E: I really disliked Phoenix’s mother. Not just as a character because I did, but her entrance part way through the story really without any consequences. Her lack of contact with Phoenix while he was incarcerated, her actions during his childhood and her expectation that he would be happy to see her I could excuse because family is complicated. But what really threw me was the lack of a hard-line about her presence given what was at stake for Phoenix’s cousins and their custody arrangement. Phoenix had to find a job and a new place to live in case Child Welfare Services paid a visit but it was expected throughout the entire story that his mother would pay a visit. This was really the only inconsistency that bothered me during this story. Unlike MinnChica, I liked the idea of Phoenix and Robin moving to a fresh environment. I felt they needed the change to have a chance to succeed. I do hope the lingering anger and hurt is resolved in future installments because the girls were so close.
MinnChica: All in all I liked this book much more than I expected to. Like I said, I was really hesitant to read this one because of Robin’s major screw up, however I did end up liking it. I was glad to see that McCarthy let Robin really suffer for her mistakes, and didn’t give her an easy way out.

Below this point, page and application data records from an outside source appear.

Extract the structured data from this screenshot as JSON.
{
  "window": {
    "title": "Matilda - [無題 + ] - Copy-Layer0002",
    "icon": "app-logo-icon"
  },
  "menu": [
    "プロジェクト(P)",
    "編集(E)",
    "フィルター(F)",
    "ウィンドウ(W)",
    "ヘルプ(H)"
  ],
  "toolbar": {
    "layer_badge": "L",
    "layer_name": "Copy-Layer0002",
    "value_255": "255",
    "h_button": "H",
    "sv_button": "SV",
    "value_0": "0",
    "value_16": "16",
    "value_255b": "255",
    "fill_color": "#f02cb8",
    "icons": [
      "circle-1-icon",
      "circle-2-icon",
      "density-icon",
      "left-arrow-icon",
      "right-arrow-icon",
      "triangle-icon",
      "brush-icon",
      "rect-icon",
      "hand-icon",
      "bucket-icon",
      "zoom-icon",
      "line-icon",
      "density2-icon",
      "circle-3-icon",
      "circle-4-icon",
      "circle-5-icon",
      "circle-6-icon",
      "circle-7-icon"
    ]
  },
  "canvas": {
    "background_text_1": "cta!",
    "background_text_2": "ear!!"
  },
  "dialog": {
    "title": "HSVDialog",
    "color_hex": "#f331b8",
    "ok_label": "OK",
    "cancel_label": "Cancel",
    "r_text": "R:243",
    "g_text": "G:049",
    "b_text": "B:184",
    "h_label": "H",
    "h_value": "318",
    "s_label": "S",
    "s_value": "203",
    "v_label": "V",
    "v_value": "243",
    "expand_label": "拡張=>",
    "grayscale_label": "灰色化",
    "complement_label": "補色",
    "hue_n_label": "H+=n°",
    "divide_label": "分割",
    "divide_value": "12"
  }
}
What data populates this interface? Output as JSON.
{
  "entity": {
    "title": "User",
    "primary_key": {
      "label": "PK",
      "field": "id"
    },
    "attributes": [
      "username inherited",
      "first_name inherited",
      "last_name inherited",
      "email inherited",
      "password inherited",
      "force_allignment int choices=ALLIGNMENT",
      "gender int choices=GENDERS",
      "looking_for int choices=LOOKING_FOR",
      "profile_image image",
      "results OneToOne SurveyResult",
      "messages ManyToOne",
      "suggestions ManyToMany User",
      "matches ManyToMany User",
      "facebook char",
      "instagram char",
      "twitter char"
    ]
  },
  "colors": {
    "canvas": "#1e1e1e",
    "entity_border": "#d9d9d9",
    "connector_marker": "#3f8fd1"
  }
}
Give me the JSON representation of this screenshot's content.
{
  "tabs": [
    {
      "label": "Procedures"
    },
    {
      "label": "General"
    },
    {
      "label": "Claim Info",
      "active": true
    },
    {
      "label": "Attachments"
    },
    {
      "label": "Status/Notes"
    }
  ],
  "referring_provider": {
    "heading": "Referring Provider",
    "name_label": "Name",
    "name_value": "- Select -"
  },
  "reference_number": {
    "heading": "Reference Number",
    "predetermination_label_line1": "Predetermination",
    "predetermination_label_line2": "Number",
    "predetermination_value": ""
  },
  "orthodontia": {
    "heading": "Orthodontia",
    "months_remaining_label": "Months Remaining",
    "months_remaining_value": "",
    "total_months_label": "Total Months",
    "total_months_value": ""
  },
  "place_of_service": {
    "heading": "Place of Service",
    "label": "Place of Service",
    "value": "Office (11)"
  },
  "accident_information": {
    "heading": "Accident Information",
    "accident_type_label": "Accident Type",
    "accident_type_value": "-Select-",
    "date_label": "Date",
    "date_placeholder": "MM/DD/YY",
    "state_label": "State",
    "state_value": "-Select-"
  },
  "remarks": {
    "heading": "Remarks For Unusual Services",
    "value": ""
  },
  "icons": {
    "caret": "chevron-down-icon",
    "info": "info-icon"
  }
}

I adored Phoenix and his almost beta-like hero ways. I’m anxious to see what happens next in this series!
I give Believe a B
E: I was completely caught up in this story. I felt for Phoenix, Robin, and the other characters as they struggled to deal with the aftermath of the summer. I thought the choices they had to make and the angst associated with those choices fit their experiences. No, they weren’t ones I would ever wish on anyone but they are a facet of today’s society. This is not a comfortable series for me to read but the way McCarthy brings up situations and lets them play out in all of their messiness including second and third order effects continues to suck me in. I have hope for Robin and Phoenix but I also know it is going to take a lot of hard work and dedication to succeed.
I also give Believe a B.